Two-thirds of those with a mental disorder will never seek or get help from a healthcare professional. The reasons for the lack of treatment include stigma, discrimination, a neglect of preventive care and treatment, or the inaccessibility of mental healthcare. In the United States, the National Institute of Mental Health has said that tens of millions of people have a mental illness and only half receive treatment.

These statistics are disturbing, but there’s another side to the coin. The horrific side effects may be the reason for not receiving treatment.

The side effects, in some instances receiving a black box warning, are contained in a patient-information sheet placed in the box with the medications.
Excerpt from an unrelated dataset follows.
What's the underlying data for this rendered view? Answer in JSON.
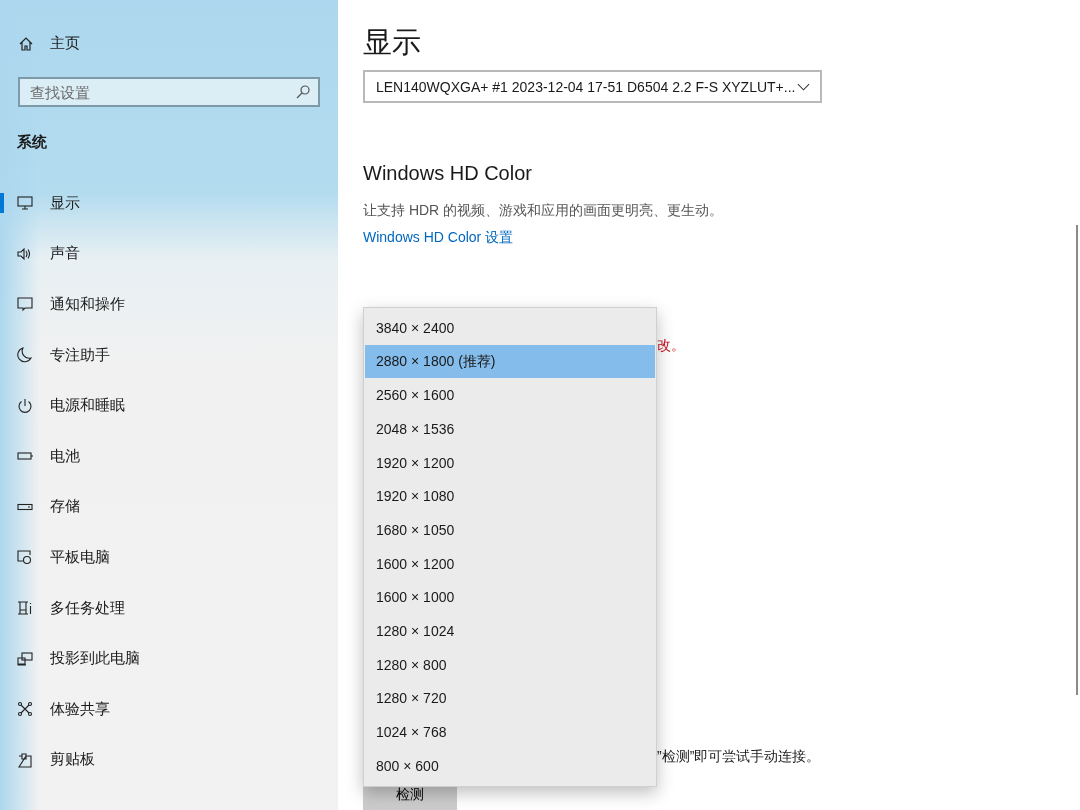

The patient, however, may not receive the medication in its original box and may not be given the sheet. Not informing patients about the side effects is usual, or it is assumed they know them.

Anyone who has taken a psychotropic medication (a.k.a. AP or antipsychotic) knows how distressing, and terrifying side effects can be. Polypharmacy was originally prescribed only for psychotic disorders such as schizophrenia. Now, prescribers are again combining several drugs. The question of polypharmacy has been one of serious negative debate and still has not come full circle into acceptable practice.

The journal, Psychiatric Times, laid out the current state of polypharmacy: “Although polypharmacy is often used in the management of psychiatric disorders, there is very poor awareness of its efficacy. In some situations, polypharmacy also lacks respect and acceptability. This arises out of the fact that most

Dr. Patricia Farrell

Dr. Farrell is a psychologist, consultant, author, interested in flash fiction writing (, and health.